Title: Every Last Word
Author: Tamara Ireland Stone
Publication: June 16th 2015 by Disney-Hyperion
Genre: YA, Contemporary, Romance
Pages: 368 pages
Format: Library book
If you could read my mind, you wouldn’t be smiling.
Samantha McAllister looks just like the rest of the popular girls in her junior class. But hidden beneath the straightened hair and expertly applied makeup is a secret that her friends would never understand: Sam has Purely-Obsessional OCD and is consumed by a stream of dark thoughts and worries that she can’t turn off.
Second-guessing every move, thought, and word makes daily life a struggle, and it doesn’t help that her lifelong friends will turn toxic at the first sign of a wrong outfit, wrong lunch, or wrong crush. Yet Sam knows she’d be truly crazy to leave the protection of the most popular girls in school. So when Sam meets Caroline, she has to keep her new friend with a refreshing sense of humor and no style a secret, right up there with Sam’s weekly visits to her psychiatrist.
Caroline introduces Sam to Poet’s Corner, a hidden room and a tight-knit group of misfits who have been ignored by the school at large. Sam is drawn to them immediately, especially a guitar-playing guy with a talent for verse, and starts to discover a whole new side of herself. Slowly, she begins to feel more “normal” than she ever has as part of the popular crowd . . . until she finds a new reason to question her sanity and all she holds dear.
Shelf it on Goodreads
So here’s the alphabetical run down:
I loved the progression of Sam’s character throughout the book. I feel like I may have liked this book so much because I can relate very closely with Sam. No, I do not have OCD, but I moved to a new school halfway through high school and was in a group of toxic girlfriends that I felt like would have turned on me for one wrong decision. And I love poetry and started writing poetry in high school, just not as part of a cool underground group of misfits. That would have been amazing!
I really loved AJ as well. I felt like he was good for Sam without being unrealistically perfect for her.
This cover makes me sad because it doesn’t live up to the beautiful story inside. I like the handwritten title on scraps of paper, it definitely fits the story, but the bland color just makes the book fade into the background instead of standing out on the shelf.

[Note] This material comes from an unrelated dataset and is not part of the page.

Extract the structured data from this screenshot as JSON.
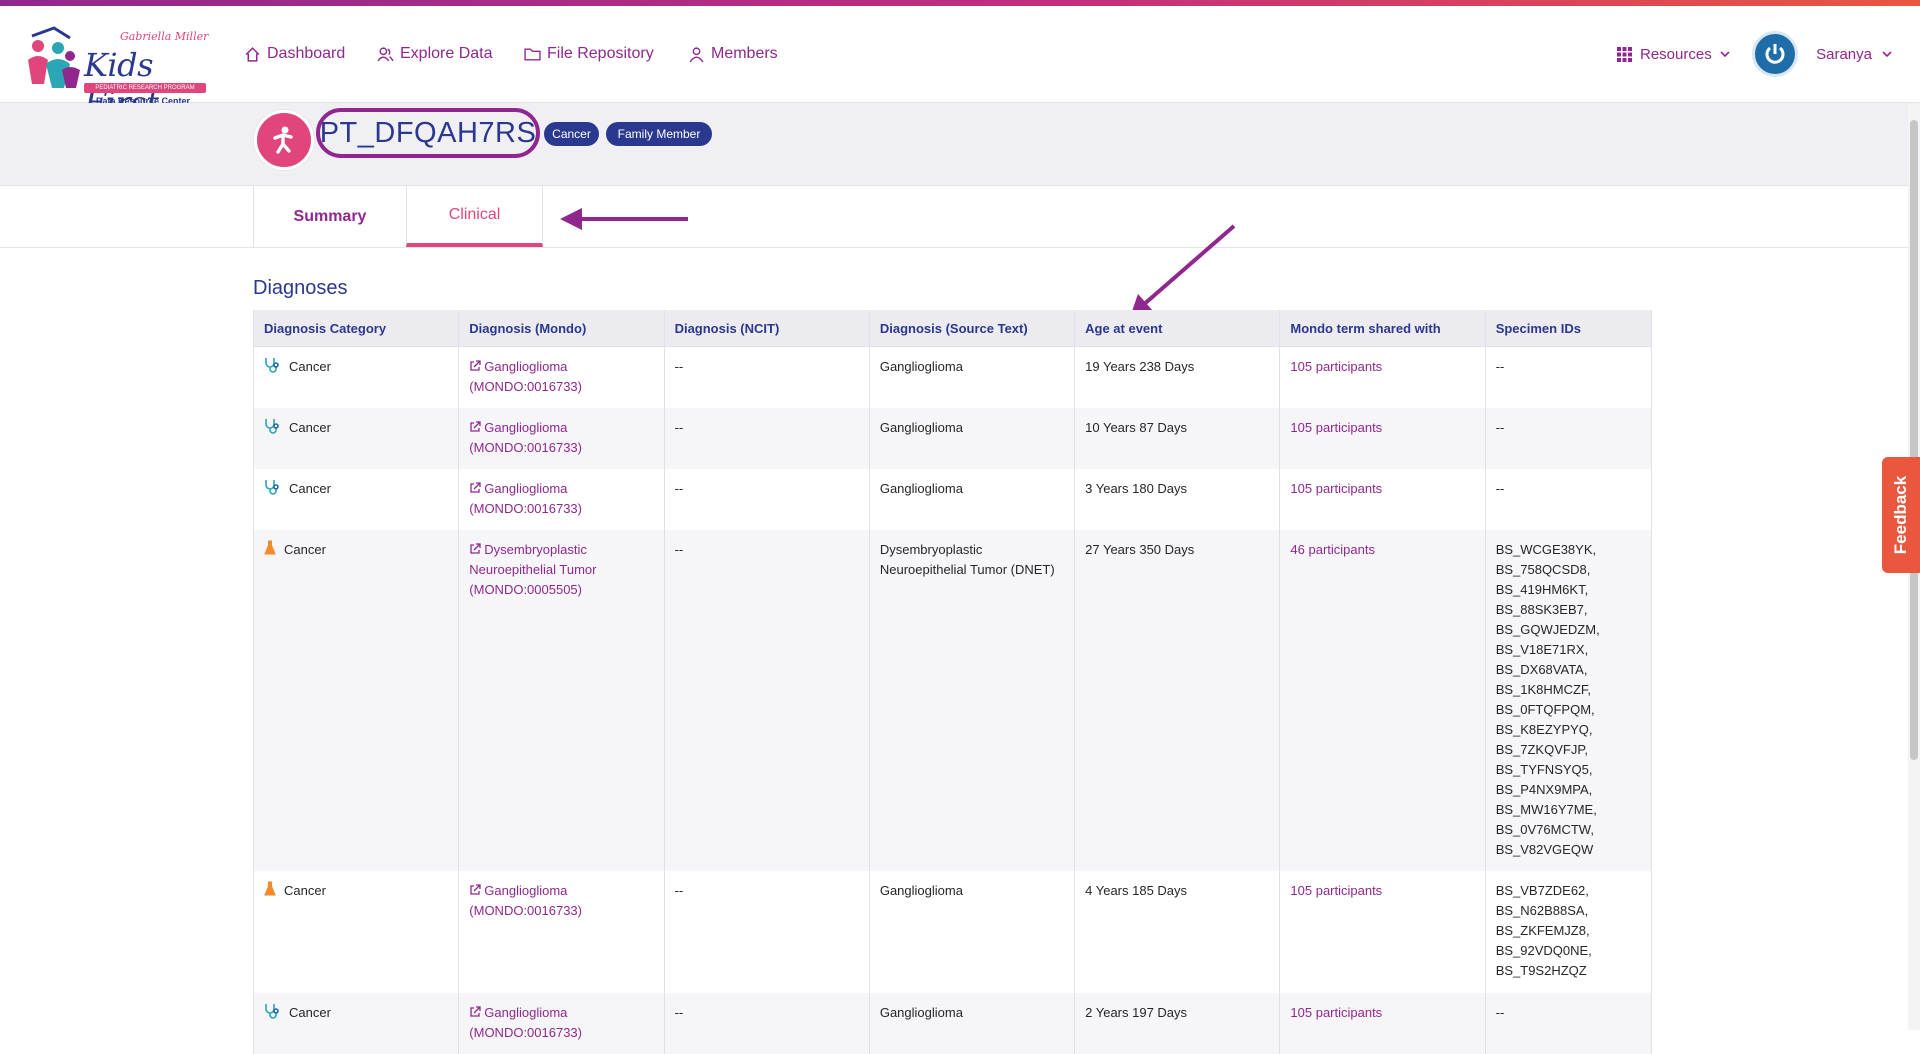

Although Sam and AJ’s relationship was central to the plot, it wasn’t purely about the romance. I felt like their relationship grew organically throughout the book and was a main focus of the plot without taking over and being the only focus.
There’s something about this book that I love, but I can’t explain for some reason. When I think back on it I keep wondering why I gave it 5 hearts, because I typically reserve 5 heart ratings for really epic books that just blow me away, but then I pick the book back up and open to a random page and I just fall in love with it again. So this is what I’ve come up with; Every Last Word is a mashup of two other contemporaries that I have loved: Before I Fall by Lauren Oliver and The Sky is Everywhere by Jandy Nelson. The “mean girls” aspect of Sam’s clique at school and overall just her high school experience reminds me of Before I Fall. The incorporation of poetry and the sweet, but not perfect high school romance reminds me of The Sky is Everywhere.
Every Last Word pulls you in quickly. I loved that Sam has a healthy relationship with her family and her psychiatrist. I loved Poet’s Corner and I wish that I had joined a group of misfit poets in high school (many, many years ago); I would have fit in with them so much better. And I really loved AJ. I love main character boys that I can see my seventeen-year-old self having a crush on.
There isn’t anything incredibly mind blowing about this story, but I actually loved the simplicity of it. It tackles a serious illness without being too heavy or depressing. And from the author’s note at the end of the book, it seems like Stone did an incredible amount of research and has personal connections to someone with Purely-Obsessional OCD.
“They pride themselves on normalcy and perfection, and they can’t ever find out how far I am from those two things.”
“Suddenly I feel more like a stripper than a poet, two minutes away from exposing myself to these total strangers who may think I’m plastic, but don’t currently think I’m nuts.”
“Everyone’s got something. Some people are just better actors than others.”
“I’m merely reminding you to embrace who you are and surround yourself with people who do the same.”
This book was difficult for me to rate, but when I finished reading it, I actually was inclined to pick it back up and start at the beginning all over again. (I didn’t, but I wanted to!) So in my world, that means 5 hearts.
Have you read Every Last Word? What did you think?